Although Abzu‘s narrative is a bit too subtle in places, it doesn’t detract from the game’s overall charm. Between the busy, well-constructed environments and the enthralling sense of wonder presented by the visuals, even the most story-driven gamers will find something amazing in Abzu. Indeed, a stronger or spoken plot may have detracted from the game’s focus on its living, breathing environments, so the lack of dialogue is not necessarily bad.
What is a little on the nose about this game is that it practically requires a controller. For reasons unfathomable, the design team didn’t take the time to create a comprehensive control scheme for PC players, instead putting up a notice that a controller is “strongly recommended” (read: necessary) to play the game. For a lot of PC players and console defectors out there, the gamepad shouldn’t be an issue, but purists or gamers simply uninterested in using a controller might have some frustration with Abzu- not so much that they should give up on the game, but some frustration nonetheless.
As for the gameplay itself, it’s pretty simple. The diver swims, the diver dives. The diver gathers seashells, the diver looks at fish. Fish are love, fish are life. In most areas, the diver can sit on a rock and ponder the meaning of existence, and in so doing, the camera will pan out and hone in on fish. Players can watch fish remotely and switch to other animals with the press of a button. Its staying power usually depends on the animal being surveyed (a humpback whale is much more interesting to watch than a flounder). The animals usually engage in a small routine that can be observed in just a few minutes, but considering the sheer number of fish, there’s no way fish-watching enthusiasts will run out of something to do.
This gameplay may seem simplistic at the outset, but Abzu‘s expansive ocean environments leave a lot to be explored. Players who enjoy uncovering every nook and cranny of a game’s world will find Abzu to be an absolute delight. There are a few fixed sequences allowing for more fast-paced fun, like swimming with orcas in an undercurrent. None of it sacrifices Abzu‘s spectacle.

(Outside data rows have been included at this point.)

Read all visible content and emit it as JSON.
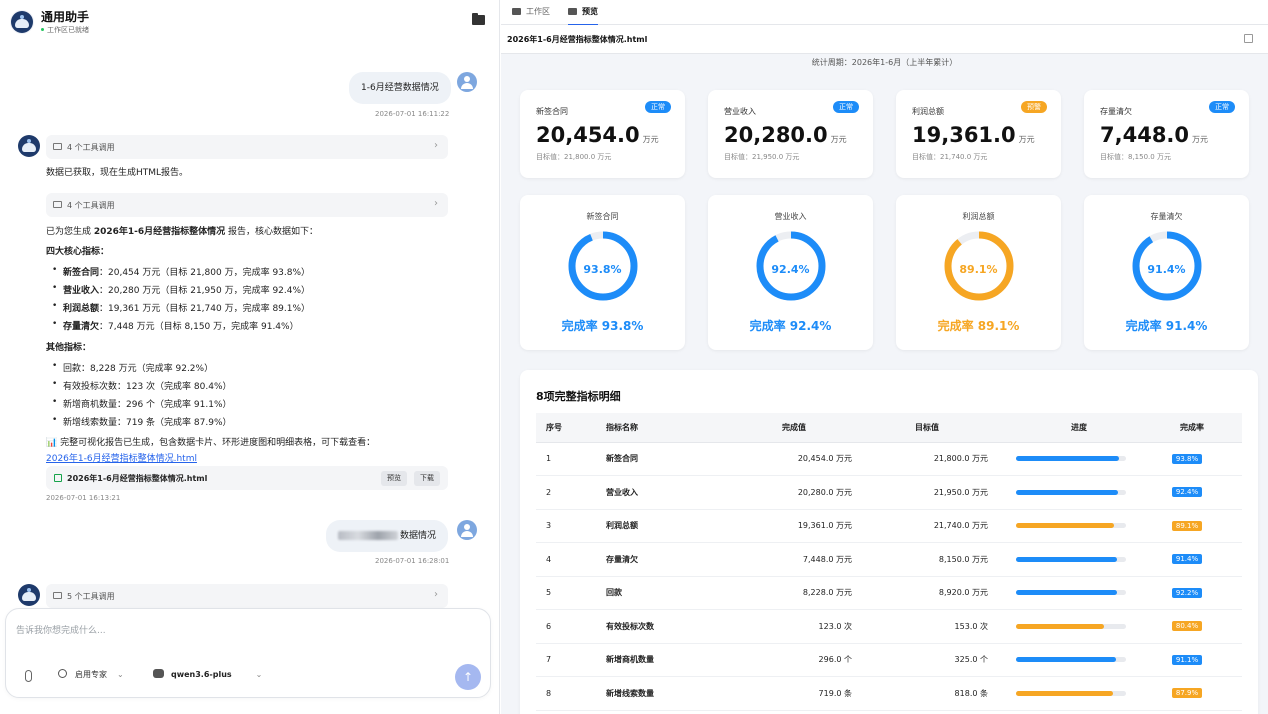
{
  "colors": {
    "blue": "#1d8cf8",
    "orange": "#f6a623",
    "green": "#22c55e",
    "link": "#2563eb"
  },
  "header": {
    "title": "通用助手",
    "status": "工作区已就绪",
    "folder_icon": "folder-icon"
  },
  "chat": {
    "msg1": {
      "text": "1-6月经营数据情况",
      "time": "2026-07-01 16:11:22"
    },
    "tool1": {
      "label": "4 个工具调用"
    },
    "reply1": "数据已获取，现在生成HTML报告。",
    "tool2": {
      "label": "4 个工具调用"
    },
    "reply2_pre": "已为您生成 ",
    "reply2_bold": "2026年1-6月经营指标整体情况",
    "reply2_post": " 报告，核心数据如下：",
    "core_heading": "四大核心指标：",
    "core": [
      {
        "name": "新签合同",
        "rest": "：20,454 万元（目标 21,800 万，完成率 93.8%）"
      },
      {
        "name": "营业收入",
        "rest": "：20,280 万元（目标 21,950 万，完成率 92.4%）"
      },
      {
        "name": "利润总额",
        "rest": "：19,361 万元（目标 21,740 万，完成率 89.1%）"
      },
      {
        "name": "存量清欠",
        "rest": "：7,448 万元（目标 8,150 万，完成率 91.4%）"
      }
    ],
    "other_heading": "其他指标：",
    "other": [
      "回款：8,228 万元（完成率 92.2%）",
      "有效投标次数：123 次（完成率 80.4%）",
      "新增商机数量：296 个（完成率 91.1%）",
      "新增线索数量：719 条（完成率 87.9%）"
    ],
    "summary": "📊 完整可视化报告已生成，包含数据卡片、环形进度图和明细表格，可下载查看：",
    "link": "2026年1-6月经营指标整体情况.html",
    "file": {
      "name": "2026年1-6月经营指标整体情况.html",
      "preview": "预览",
      "download": "下载"
    },
    "reply_time": "2026-07-01 16:13:21",
    "msg2": {
      "text": "数据情况",
      "time": "2026-07-01 16:28:01"
    },
    "tool3": {
      "label": "5 个工具调用"
    }
  },
  "input": {
    "placeholder": "告诉我你想完成什么...",
    "expert": "启用专家",
    "model": "qwen3.6-plus"
  },
  "tabs": {
    "workspace": "工作区",
    "preview": "预览"
  },
  "file_title": "2026年1-6月经营指标整体情况.html",
  "period": "统计周期：2026年1-6月（上半年累计）",
  "kpis": [
    {
      "name": "新签合同",
      "value": "20,454.0",
      "unit": "万元",
      "target": "目标值：21,800.0 万元",
      "badge": "正常",
      "status": "normal"
    },
    {
      "name": "营业收入",
      "value": "20,280.0",
      "unit": "万元",
      "target": "目标值：21,950.0 万元",
      "badge": "正常",
      "status": "normal"
    },
    {
      "name": "利润总额",
      "value": "19,361.0",
      "unit": "万元",
      "target": "目标值：21,740.0 万元",
      "badge": "预警",
      "status": "warn"
    },
    {
      "name": "存量清欠",
      "value": "7,448.0",
      "unit": "万元",
      "target": "目标值：8,150.0 万元",
      "badge": "正常",
      "status": "normal"
    }
  ],
  "rings": [
    {
      "name": "新签合同",
      "pct": 93.8,
      "pct_text": "93.8%",
      "label": "完成率 93.8%",
      "status": "normal"
    },
    {
      "name": "营业收入",
      "pct": 92.4,
      "pct_text": "92.4%",
      "label": "完成率 92.4%",
      "status": "normal"
    },
    {
      "name": "利润总额",
      "pct": 89.1,
      "pct_text": "89.1%",
      "label": "完成率 89.1%",
      "status": "warn"
    },
    {
      "name": "存量清欠",
      "pct": 91.4,
      "pct_text": "91.4%",
      "label": "完成率 91.4%",
      "status": "normal"
    }
  ],
  "table": {
    "title": "8项完整指标明细",
    "headers": [
      "序号",
      "指标名称",
      "完成值",
      "目标值",
      "进度",
      "完成率"
    ],
    "rows": [
      {
        "idx": "1",
        "name": "新签合同",
        "done": "20,454.0 万元",
        "target": "21,800.0 万元",
        "pct": 93.8,
        "rate": "93.8%",
        "status": "normal"
      },
      {
        "idx": "2",
        "name": "营业收入",
        "done": "20,280.0 万元",
        "target": "21,950.0 万元",
        "pct": 92.4,
        "rate": "92.4%",
        "status": "normal"
      },
      {
        "idx": "3",
        "name": "利润总额",
        "done": "19,361.0 万元",
        "target": "21,740.0 万元",
        "pct": 89.1,
        "rate": "89.1%",
        "status": "warn"
      },
      {
        "idx": "4",
        "name": "存量清欠",
        "done": "7,448.0 万元",
        "target": "8,150.0 万元",
        "pct": 91.4,
        "rate": "91.4%",
        "status": "normal"
      },
      {
        "idx": "5",
        "name": "回款",
        "done": "8,228.0 万元",
        "target": "8,920.0 万元",
        "pct": 92.2,
        "rate": "92.2%",
        "status": "normal"
      },
      {
        "idx": "6",
        "name": "有效投标次数",
        "done": "123.0 次",
        "target": "153.0 次",
        "pct": 80.4,
        "rate": "80.4%",
        "status": "warn"
      },
      {
        "idx": "7",
        "name": "新增商机数量",
        "done": "296.0 个",
        "target": "325.0 个",
        "pct": 91.1,
        "rate": "91.1%",
        "status": "normal"
      },
      {
        "idx": "8",
        "name": "新增线索数量",
        "done": "719.0 条",
        "target": "818.0 条",
        "pct": 87.9,
        "rate": "87.9%",
        "status": "warn"
      }
    ]
  }
}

Abzu is not a complicated game to understand. Some may call it simplistic, but in simplicity there is tranquility. The point of Abzu is not to get wound up in a deep story or brave visceral combat, but simply to explore. Abzu seeks to emulate the sense of childlike wonder everyone had when first learning about the natural world. It provides a giant ocean full of wonders to explore, one that any gamer will appreciate. Whether players are weary of violent shooters or just looking for something refreshing and relaxing, Abzu is the solution. It’s one of the most mesmerizing video games ever made.
You can buy Abzu here.
Thank you for reading! My next review will be posted in a few days. You can follow Art as Games on Twitter @IanLayneCoppock, or friend me at username Art as Games on Steam. Feel free to leave a comment or email me at firstname.lastname@example.org with a game that you’d like to see reviewed, though bear in mind that I only review PC games.